A Review of Thomas Seyfried's Cancer As a Metabolic Disease
Once in a long while, a book comes along that revolutionizes our understanding of the cancer problem.
Such a book is Cancer as a Metabolic Disease (Wiley 2012) by Thomas N. Seyfried, PhD.
Formerly a cancer researcher at Yale University, Seyfried is a professor of biology at Boston College and the author of more than 150 PubMed- indexed scientific articles.
Cancer as a Metabolic Disease is the most significant book I have read in my 50 years in this field.
It should be required reading of all cancer specialists, physicians in general, scientific researchers in the field of cancer and for medical students.

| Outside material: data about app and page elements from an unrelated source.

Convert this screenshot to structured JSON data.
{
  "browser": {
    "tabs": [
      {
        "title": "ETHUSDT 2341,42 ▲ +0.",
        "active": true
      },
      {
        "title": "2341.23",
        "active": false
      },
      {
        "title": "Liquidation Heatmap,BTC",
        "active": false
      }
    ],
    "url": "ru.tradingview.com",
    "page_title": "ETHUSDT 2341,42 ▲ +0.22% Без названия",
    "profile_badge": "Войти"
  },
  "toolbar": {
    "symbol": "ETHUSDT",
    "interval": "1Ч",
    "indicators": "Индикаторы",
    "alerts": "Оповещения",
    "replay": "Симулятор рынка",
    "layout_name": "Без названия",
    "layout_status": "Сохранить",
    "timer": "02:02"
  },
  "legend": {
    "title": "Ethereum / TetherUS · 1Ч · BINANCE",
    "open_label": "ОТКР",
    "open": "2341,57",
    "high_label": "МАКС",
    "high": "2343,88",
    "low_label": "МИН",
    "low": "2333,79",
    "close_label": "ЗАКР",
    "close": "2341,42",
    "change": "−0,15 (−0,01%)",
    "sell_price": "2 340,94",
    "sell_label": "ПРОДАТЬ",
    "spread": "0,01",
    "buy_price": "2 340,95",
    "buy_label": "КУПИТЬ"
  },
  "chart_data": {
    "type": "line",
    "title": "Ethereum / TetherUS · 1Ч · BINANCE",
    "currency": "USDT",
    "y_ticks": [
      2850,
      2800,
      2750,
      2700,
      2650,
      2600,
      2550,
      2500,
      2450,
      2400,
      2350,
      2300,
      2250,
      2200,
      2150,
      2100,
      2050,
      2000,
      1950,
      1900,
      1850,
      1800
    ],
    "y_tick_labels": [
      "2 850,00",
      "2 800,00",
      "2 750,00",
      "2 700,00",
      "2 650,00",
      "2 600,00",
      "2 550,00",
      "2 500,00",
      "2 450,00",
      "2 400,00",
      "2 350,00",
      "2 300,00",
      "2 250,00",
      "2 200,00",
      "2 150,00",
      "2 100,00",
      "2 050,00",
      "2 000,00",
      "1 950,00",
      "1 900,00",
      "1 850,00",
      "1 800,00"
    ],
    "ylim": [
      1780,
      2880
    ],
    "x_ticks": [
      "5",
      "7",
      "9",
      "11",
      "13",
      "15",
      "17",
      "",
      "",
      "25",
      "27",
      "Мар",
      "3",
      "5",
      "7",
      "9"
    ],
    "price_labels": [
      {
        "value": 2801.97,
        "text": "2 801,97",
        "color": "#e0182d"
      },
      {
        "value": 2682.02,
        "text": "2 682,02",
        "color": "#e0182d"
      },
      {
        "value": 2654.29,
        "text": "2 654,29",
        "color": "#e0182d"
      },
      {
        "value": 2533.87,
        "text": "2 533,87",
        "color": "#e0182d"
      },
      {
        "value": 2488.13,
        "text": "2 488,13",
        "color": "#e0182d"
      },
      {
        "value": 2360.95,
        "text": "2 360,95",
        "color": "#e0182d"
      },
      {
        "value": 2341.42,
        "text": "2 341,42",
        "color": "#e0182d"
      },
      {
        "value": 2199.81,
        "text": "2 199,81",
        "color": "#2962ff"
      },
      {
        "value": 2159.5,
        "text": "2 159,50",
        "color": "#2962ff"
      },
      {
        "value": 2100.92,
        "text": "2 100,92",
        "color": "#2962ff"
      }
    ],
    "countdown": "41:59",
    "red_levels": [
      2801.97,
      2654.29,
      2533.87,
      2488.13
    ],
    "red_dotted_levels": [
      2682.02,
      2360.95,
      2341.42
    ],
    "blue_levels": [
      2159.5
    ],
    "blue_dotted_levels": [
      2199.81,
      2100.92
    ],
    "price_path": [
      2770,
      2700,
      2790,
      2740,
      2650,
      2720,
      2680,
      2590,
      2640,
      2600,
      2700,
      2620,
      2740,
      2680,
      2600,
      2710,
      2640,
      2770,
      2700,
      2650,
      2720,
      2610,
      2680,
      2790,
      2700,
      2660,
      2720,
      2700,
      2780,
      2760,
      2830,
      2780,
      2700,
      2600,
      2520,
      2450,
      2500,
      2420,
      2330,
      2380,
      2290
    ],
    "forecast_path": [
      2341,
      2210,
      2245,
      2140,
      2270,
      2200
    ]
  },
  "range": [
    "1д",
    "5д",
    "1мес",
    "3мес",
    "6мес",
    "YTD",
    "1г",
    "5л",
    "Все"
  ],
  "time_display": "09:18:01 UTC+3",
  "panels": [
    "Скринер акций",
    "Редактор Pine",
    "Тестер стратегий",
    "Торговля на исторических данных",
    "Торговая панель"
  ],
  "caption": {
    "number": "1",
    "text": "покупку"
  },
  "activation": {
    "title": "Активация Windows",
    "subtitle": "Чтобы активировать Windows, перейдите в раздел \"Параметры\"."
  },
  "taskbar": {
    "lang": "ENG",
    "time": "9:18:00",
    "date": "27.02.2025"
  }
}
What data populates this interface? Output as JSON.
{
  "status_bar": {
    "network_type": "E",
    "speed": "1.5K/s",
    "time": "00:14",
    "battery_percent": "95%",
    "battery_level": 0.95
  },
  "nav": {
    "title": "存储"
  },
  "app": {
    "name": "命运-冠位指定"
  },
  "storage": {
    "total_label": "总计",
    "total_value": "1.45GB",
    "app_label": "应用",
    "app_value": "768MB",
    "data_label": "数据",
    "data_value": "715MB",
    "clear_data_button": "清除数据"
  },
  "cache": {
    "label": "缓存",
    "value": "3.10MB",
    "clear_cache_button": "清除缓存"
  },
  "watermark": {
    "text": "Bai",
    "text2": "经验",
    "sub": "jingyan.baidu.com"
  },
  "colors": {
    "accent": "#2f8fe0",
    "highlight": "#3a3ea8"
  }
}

I cannot overstate what a valuable contribution Thomas Seyfried
has made in writing this masterpiece.
proposes an alternative view; that is, that the key lethal flaw in cancer does not originate in the nucleus at all but in the mitochondria.
Warburg's point of view, says Seyfried
, was fundamentally right.
But, with the perspective of time, his
theory had some weaknesses as well.
In fact, it was only fairly recently that Seyfried
and others showed that this utilization of oxygen by tumors is without any energy-generating capacity.
It is oxidation "uncoupled" from any normal or productive usage.
Due to the work of Prof. Peter Pedersen of Johns Hopkins University, Seyfried, and others, Warburg's theory is now experiencing an unexpected revival.
In this comprehensive book, Seyfried
shows that oxidative insufficiency and its resulting compensatory fermentation cause genome instability.
"All hallmarks of cancer including the Warburg effect can be linked to impaired respiration and energy metabolism," he
writes (p. 26).
In the tradition of Otto Warburg, Dean Burk, and Peter Pedersen, Thomas Seyfried
has attempted to inform the world about the nature of cancer and of more effective ways that this scourge can be brought under control.